## Task directions
Which of the lines below mention the word "JSON"? Pull each one out.

## Supplied information
BEGIN
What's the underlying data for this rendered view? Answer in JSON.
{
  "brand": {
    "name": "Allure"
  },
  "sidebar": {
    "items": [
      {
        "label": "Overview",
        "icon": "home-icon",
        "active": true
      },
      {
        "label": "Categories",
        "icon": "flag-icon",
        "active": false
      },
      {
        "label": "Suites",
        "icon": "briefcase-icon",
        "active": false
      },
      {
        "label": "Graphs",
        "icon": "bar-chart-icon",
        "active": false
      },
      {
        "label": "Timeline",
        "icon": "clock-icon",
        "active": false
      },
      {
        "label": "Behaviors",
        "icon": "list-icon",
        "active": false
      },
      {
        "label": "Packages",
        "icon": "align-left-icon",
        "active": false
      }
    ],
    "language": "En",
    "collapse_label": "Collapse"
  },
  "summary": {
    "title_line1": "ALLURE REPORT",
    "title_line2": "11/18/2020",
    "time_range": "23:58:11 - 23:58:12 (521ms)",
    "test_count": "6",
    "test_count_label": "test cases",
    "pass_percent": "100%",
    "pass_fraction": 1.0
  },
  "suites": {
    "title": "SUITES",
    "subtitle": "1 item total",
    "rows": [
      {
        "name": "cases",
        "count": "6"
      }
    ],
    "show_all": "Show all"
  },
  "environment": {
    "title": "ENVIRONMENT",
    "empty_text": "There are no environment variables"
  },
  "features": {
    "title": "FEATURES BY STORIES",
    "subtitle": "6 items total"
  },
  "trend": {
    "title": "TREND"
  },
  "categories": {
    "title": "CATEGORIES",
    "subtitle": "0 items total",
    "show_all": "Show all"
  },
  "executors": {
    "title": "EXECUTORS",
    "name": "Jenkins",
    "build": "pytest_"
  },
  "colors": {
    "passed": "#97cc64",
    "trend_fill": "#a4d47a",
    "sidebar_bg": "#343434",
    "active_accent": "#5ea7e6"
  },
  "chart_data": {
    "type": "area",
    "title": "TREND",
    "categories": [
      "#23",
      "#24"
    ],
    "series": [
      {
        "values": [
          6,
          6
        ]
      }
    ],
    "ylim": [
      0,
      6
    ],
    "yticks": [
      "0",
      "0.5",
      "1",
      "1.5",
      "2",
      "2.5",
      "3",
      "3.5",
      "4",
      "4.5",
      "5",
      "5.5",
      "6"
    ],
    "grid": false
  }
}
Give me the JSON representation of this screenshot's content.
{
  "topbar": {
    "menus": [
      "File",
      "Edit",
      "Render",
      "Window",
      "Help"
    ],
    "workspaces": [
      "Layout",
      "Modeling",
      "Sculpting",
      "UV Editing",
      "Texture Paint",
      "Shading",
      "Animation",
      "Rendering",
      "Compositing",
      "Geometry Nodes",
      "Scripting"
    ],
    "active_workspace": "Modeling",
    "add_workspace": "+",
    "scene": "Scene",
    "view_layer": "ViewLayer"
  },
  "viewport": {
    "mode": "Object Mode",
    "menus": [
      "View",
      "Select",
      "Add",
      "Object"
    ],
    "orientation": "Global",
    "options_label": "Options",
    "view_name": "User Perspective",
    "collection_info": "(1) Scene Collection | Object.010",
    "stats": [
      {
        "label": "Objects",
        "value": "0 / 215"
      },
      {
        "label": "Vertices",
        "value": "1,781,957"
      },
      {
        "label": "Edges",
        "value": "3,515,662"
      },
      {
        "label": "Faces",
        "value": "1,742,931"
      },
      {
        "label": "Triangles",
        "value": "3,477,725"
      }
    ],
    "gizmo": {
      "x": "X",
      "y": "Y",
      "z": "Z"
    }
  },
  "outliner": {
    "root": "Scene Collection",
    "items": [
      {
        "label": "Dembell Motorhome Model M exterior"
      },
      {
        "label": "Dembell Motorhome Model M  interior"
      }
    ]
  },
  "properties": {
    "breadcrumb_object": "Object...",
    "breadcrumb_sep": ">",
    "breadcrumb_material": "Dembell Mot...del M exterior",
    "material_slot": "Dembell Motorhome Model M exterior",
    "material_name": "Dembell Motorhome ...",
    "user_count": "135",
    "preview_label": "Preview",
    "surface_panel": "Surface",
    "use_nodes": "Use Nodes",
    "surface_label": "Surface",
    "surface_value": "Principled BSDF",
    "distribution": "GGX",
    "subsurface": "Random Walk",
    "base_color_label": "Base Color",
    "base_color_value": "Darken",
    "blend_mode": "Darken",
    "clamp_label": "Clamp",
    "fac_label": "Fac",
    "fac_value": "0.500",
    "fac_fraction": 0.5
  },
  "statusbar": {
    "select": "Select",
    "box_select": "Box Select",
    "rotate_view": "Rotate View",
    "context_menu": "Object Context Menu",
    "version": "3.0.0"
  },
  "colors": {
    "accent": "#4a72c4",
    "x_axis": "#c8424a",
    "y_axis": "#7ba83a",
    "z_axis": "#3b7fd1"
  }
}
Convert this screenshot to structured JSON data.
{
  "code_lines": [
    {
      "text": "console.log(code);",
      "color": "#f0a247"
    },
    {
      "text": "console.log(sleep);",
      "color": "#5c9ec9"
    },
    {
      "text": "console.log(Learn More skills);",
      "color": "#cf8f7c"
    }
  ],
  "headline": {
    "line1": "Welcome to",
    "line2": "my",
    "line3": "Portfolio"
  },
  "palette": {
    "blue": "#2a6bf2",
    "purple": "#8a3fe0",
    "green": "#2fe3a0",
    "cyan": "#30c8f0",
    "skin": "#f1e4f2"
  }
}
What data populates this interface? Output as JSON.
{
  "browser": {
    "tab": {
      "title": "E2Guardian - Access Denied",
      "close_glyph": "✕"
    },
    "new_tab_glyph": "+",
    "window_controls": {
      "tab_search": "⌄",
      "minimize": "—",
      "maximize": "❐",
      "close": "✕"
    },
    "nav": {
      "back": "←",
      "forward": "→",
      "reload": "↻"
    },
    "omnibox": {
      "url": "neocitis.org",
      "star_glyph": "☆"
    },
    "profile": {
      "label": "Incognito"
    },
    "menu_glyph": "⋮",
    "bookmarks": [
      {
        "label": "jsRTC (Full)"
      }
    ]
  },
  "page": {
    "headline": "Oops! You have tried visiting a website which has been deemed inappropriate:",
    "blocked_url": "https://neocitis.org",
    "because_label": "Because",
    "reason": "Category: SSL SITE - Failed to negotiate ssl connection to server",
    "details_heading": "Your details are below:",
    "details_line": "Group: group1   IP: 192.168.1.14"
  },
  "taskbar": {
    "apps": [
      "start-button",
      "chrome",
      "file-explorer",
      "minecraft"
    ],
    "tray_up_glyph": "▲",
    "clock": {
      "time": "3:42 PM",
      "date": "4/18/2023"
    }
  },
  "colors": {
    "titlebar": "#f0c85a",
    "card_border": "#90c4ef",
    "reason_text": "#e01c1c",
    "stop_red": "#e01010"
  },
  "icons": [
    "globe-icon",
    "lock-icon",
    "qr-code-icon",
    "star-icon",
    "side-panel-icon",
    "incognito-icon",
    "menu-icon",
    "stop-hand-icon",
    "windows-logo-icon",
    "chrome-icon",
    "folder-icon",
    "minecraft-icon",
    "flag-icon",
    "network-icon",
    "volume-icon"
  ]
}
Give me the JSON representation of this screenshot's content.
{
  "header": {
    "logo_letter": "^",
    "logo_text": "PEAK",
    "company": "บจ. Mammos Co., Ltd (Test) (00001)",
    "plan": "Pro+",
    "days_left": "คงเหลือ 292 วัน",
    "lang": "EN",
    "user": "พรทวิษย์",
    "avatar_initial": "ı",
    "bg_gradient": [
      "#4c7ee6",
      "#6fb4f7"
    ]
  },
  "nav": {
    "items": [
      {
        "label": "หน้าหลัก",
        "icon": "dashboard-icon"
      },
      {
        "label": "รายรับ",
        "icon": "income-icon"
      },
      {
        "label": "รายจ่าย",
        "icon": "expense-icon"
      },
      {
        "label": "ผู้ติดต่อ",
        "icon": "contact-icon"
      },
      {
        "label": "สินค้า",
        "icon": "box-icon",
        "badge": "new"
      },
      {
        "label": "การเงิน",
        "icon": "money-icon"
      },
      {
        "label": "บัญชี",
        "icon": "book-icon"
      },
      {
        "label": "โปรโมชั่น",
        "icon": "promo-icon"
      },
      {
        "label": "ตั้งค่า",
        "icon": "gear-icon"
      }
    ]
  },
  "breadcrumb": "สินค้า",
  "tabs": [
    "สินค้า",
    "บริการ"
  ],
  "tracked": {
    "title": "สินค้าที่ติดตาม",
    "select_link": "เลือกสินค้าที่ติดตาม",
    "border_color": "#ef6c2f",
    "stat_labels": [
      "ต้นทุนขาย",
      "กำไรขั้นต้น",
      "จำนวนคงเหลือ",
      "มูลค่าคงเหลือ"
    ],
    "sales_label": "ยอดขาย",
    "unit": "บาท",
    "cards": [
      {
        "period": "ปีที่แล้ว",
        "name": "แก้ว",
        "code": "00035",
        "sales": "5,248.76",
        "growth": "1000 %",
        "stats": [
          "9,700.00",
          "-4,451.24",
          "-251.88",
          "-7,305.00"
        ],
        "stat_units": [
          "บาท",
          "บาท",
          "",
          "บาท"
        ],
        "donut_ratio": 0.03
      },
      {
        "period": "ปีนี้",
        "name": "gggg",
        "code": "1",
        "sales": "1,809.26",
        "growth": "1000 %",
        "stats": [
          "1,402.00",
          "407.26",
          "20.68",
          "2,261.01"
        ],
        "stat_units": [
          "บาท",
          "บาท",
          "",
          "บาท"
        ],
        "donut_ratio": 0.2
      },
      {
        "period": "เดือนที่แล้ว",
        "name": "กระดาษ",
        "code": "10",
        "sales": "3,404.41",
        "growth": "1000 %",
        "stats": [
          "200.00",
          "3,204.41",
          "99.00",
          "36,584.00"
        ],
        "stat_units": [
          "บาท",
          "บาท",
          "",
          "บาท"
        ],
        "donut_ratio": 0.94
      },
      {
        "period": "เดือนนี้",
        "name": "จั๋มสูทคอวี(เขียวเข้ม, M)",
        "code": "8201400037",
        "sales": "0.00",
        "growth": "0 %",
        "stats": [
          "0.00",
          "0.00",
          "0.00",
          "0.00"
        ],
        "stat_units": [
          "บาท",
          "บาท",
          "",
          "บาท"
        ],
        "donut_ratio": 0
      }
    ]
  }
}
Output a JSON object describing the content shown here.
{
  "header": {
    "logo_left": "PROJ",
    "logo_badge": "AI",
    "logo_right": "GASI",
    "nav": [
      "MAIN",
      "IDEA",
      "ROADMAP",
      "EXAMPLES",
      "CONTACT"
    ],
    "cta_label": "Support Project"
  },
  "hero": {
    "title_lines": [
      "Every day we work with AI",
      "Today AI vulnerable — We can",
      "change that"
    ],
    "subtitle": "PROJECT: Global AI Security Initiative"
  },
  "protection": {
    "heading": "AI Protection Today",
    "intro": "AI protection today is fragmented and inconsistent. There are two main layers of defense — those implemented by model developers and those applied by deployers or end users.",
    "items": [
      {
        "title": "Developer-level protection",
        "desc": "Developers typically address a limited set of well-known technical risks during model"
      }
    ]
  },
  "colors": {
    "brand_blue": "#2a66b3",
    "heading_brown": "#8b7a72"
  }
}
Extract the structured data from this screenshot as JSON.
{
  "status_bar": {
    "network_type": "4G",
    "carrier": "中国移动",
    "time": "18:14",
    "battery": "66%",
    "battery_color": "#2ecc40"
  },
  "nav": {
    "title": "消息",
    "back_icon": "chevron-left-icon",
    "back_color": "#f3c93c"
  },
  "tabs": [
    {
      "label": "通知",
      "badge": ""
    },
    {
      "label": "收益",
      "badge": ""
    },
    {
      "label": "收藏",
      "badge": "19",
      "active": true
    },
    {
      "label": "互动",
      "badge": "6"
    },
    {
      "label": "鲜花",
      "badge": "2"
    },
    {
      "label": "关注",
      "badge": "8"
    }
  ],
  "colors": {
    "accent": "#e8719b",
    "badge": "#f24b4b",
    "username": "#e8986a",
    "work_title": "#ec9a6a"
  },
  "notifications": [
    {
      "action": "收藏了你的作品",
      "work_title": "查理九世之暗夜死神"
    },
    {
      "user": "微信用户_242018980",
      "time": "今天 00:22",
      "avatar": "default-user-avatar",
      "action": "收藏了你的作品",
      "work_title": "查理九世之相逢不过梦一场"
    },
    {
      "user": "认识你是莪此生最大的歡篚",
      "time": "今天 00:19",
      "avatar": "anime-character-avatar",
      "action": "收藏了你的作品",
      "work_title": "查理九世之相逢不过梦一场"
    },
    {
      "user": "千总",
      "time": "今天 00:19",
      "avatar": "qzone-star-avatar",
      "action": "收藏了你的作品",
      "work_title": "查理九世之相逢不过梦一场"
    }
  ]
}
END
## Answer for this exercise
What's the underlying data for this rendered view? Answer in JSON.
Give me the JSON representation of this screenshot's content.
Convert this screenshot to structured JSON data.
What data populates this interface? Output as JSON.
Give me the JSON representation of this screenshot's content.
Output a JSON object describing the content shown here.
Extract the structured data from this screenshot as JSON.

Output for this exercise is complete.